New American Library More essays like this: Hatred could not penetrate his hermitage, but diabetes and heart trouble could. From finding a public bathroom when he needs to relieve himself to finding a place to get a drink of water his life is totally changed.
Because Griffin wanted assistance in entering into the black community, he decided to tell Sterling about his identity and project. It is sad to read what Griffin describes as the black conditions. He then took refuge in a monastery. Later Griffin notes that when he sits down to write to his wife, he finds he is unable to do so: He begins alternating back and forth between races, visiting a place first as a black man and then as a white man.
He became accustomed everywhere to the "hate stare" received from whites. Applying for menial jobs, he met the ritual rudeness of Jim Crow. The experience was revealing. Especially, his resilience in the face of lynch-threats on his life is to be admired.
Analysis of John Howard Griffin's "Black Like Me" John Howard Griffin's research should undeniably be considered sociological. He began with a theory, if he became black he could help understand the difficulties between races as both a white man and a black man in the south and with this knowledge.
― John Howard Griffin, Black Like Me. tags: fear, hate, humanity. 33 likes. Like “He who is less than just is less than man.” ― John Howard Griffin, Black Like Me.
13 likes. Like “Humanity does not differ in any profound way; there are not essentially different species of human beings.
“Eventually, some black thinkers believe. Black Like Me, first published inis a nonfiction book by white journalist John Howard Griffin recounting his journey in the Deep South of the United States, at a time when African-Americans lived under racial thesanfranista.comn was a native of Dallas, Texas, who had his skin temporarily darkened to pass as a black thesanfranista.com traveled for Country: United States.
“Black Like Me remains important for several reasons,” says Robert Bonazzi, author of Man in the Mirror: John Howard Griffin and the Story of Black Like Me.

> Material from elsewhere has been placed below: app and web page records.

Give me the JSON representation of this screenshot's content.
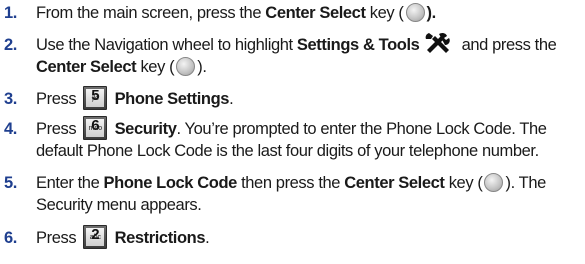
{
  "steps": [
    {
      "number": "1.",
      "text_a": "From the main screen, press the ",
      "bold_a": "Center Select",
      "text_b": " key (",
      "text_c": ")."
    },
    {
      "number": "2.",
      "text_a": "Use the Navigation wheel to highlight ",
      "bold_a": "Settings & Tools",
      "text_b": " and press the",
      "bold_b": "Center Select",
      "text_c": " key (",
      "text_d": ")."
    },
    {
      "number": "3.",
      "text_a": "Press ",
      "key_digit": "5",
      "key_letters": "jkl",
      "bold_a": "Phone Settings",
      "text_b": "."
    },
    {
      "number": "4.",
      "text_a": "Press ",
      "key_digit": "6",
      "key_letters": "mno",
      "bold_a": "Security",
      "text_b": ". You’re prompted to enter the Phone Lock Code. The",
      "line2": "default Phone Lock Code is the last four digits of your telephone number."
    },
    {
      "number": "5.",
      "text_a": "Enter the ",
      "bold_a": "Phone Lock Code",
      "text_b": " then press the ",
      "bold_b": "Center Select",
      "text_c": " key (",
      "text_d": "). The",
      "line2": "Security menu appears."
    },
    {
      "number": "6.",
      "text_a": "Press ",
      "key_digit": "2",
      "key_letters": "abc",
      "bold_a": "Restrictions",
      "text_b": "."
    }
  ],
  "colors": {
    "step_number": "#1f3f8f",
    "text": "#1a1a1a"
  },
  "icons": {
    "center_select": "center-select-key-icon",
    "settings_tools": "settings-tools-icon"
  }
}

“It’s a useful historical. O ne day in John Howard Griffin, a year-old Texan journalist and novelist, was standing by the side of the road in Mississippi with a flat tyre. He saw a group of men approaching him. All traces of the John Gri Family Quotes She offered, as her part of the project, her willingness to lead, with our three children, the unsatisfactory family life of a household deprived of husband and father.The importance of john howard griffins black like me